Loves saying yes
Horne received both his Bachelor’s and Masters degrees at Juilliard. Horne has frequently taught also, as well as taking part in many other projects-writing an off-Broadway opera, scoring a film, writing a piece for piano and flute for Carnegie Hall, musical directing at the Sydney Opera House, to name just a handful.
"I love saying yes to something I haven’t done before," Horne explained. Through all of those projects, people started coming into his life.
The people at One Life to Live asked him to write a song. That turned out to be "Chemistry," which won an Emmy in 2008. "That changed the way that people were able to deal with me," he said. "When someone mentioned my name, then people in the industry could say, ’Yeah, work with him.’"

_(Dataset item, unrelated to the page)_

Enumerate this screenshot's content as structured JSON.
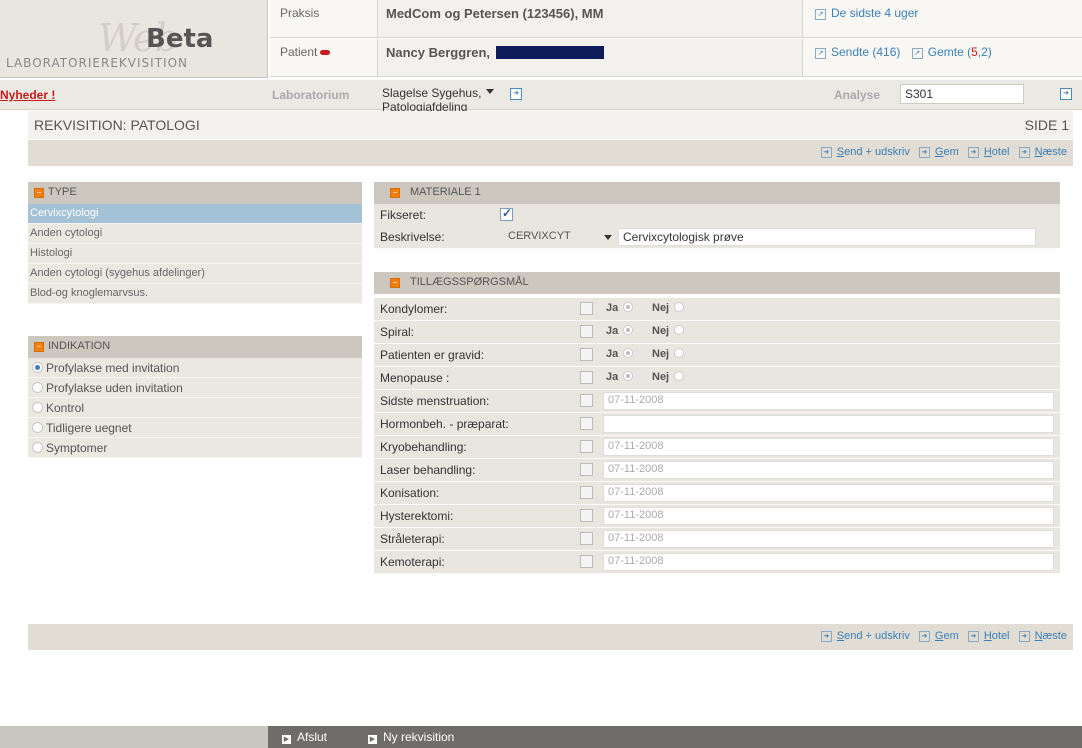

That year was a busy year and the stress began to be evident. "Alan Cumming asked me if there was anything that could be done? When I said no, he said, ’Then cancel and continue.’ That was the third unlocking."

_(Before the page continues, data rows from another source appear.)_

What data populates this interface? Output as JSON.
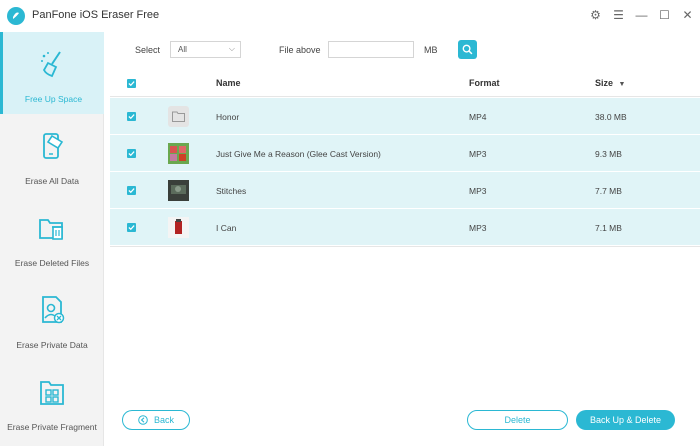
{
  "app": {
    "title": "PanFone iOS Eraser Free"
  },
  "window_controls": {
    "settings": "⚙",
    "menu": "☰",
    "minimize": "—",
    "maximize": "☐",
    "close": "✕"
  },
  "sidebar": {
    "items": [
      {
        "label": "Free Up Space",
        "icon": "broom-icon",
        "active": true
      },
      {
        "label": "Erase All Data",
        "icon": "phone-erase-icon",
        "active": false
      },
      {
        "label": "Erase Deleted Files",
        "icon": "folder-trash-icon",
        "active": false
      },
      {
        "label": "Erase Private Data",
        "icon": "private-file-icon",
        "active": false
      },
      {
        "label": "Erase Private Fragment",
        "icon": "fragment-grid-icon",
        "active": false
      }
    ]
  },
  "filter": {
    "select_label": "Select",
    "select_value": "All",
    "file_above_label": "File above",
    "size_value": "",
    "unit": "MB"
  },
  "table": {
    "columns": {
      "name": "Name",
      "format": "Format",
      "size": "Size",
      "size_sort": "▼"
    },
    "rows": [
      {
        "name": "Honor",
        "format": "MP4",
        "size": "38.0 MB",
        "thumb": "folder-icon",
        "checked": true
      },
      {
        "name": "Just Give Me a Reason (Glee Cast Version)",
        "format": "MP3",
        "size": "9.3 MB",
        "thumb": "album-art-icon",
        "checked": true
      },
      {
        "name": "Stitches",
        "format": "MP3",
        "size": "7.7 MB",
        "thumb": "album-art-icon",
        "checked": true
      },
      {
        "name": "I Can",
        "format": "MP3",
        "size": "7.1 MB",
        "thumb": "album-art-icon",
        "checked": true
      }
    ]
  },
  "buttons": {
    "back": "Back",
    "delete": "Delete",
    "backup_delete": "Back Up & Delete"
  },
  "colors": {
    "accent": "#2bb8d3",
    "row_bg": "#e0f4f7",
    "sidebar_bg": "#f3f3f3"
  }
}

When asked how he manages to wear all the hats, Horne said, "I’m glad they’re all parts of the same flower." He noted that there was a historical precedent to it, in people such as Noel Coward, Marvin Hamlisch, and Barry Manilow, but that he also loves collaboration. One of his mantras is "Never go to bed without a list."
Somehow, Horne has managed to sustain a five-year relationship with dancer/choreographer Tiger Martina-Liza Minnelli’s dance captain. In fact, it was Martina who put her through her paces for her "Single Ladies" dance number in Sex and the City 2. The two have worked together on Macy’s Thanksgiving Day floats, among other projects.
As for the show at Lincoln Center, which will be directed by Daisy Prince, Horne will be on the keys and perform a couple of the songs. "I’m going to do my best to not be distracted by that view," he said, referring to the cast and lights by Matt Berman. He describes the event as "an endless party and a musical feast" and hopes the audience suspends judgment and approaches the show with curiosity.
"Most songs are going to be new to people, so this will be kind of a palate-tasting," he said of the diverse cast and his genre-crossing songs.
In addition to First Things Last, Horne has three musicals in various stages of development.
In the meantime, he’s pinching himself about the life he has had thus far and the people he has met.
Describing the genesis of his autobiographical song "Leap," Horne explained, "Here was this cowboy from Wyoming watching the sun rise from a rooftop in Berlin . . ." Yet another song was born:
Come on, let’s leap like the lightning from the mountain
Leap from the head of that fountain.
Let go this time, it isn’t yours to keep.
And she said "Leap" and I leapt.
And he said "Keep" and I kept on dreaming days into weeks.
Into now, out of then.
They said "Weep" and I wept, and I dug to the depths.
And what wasn’t me I left behind an exit sign that wasn’t mine.
And headed east for sunrise time,
And I’m not waiting again. No, I’m not waiting again . . .
First Things Last is available online and in stores on January 11. The concerts at Lincoln Center will be on Friday, January 14th, with shows at 8:30 and 10:30 p.m. Go to www.lincolncenter.org for ticket information.
Watch this performance of Lance Horne’s "Let Me Take You to Vegas":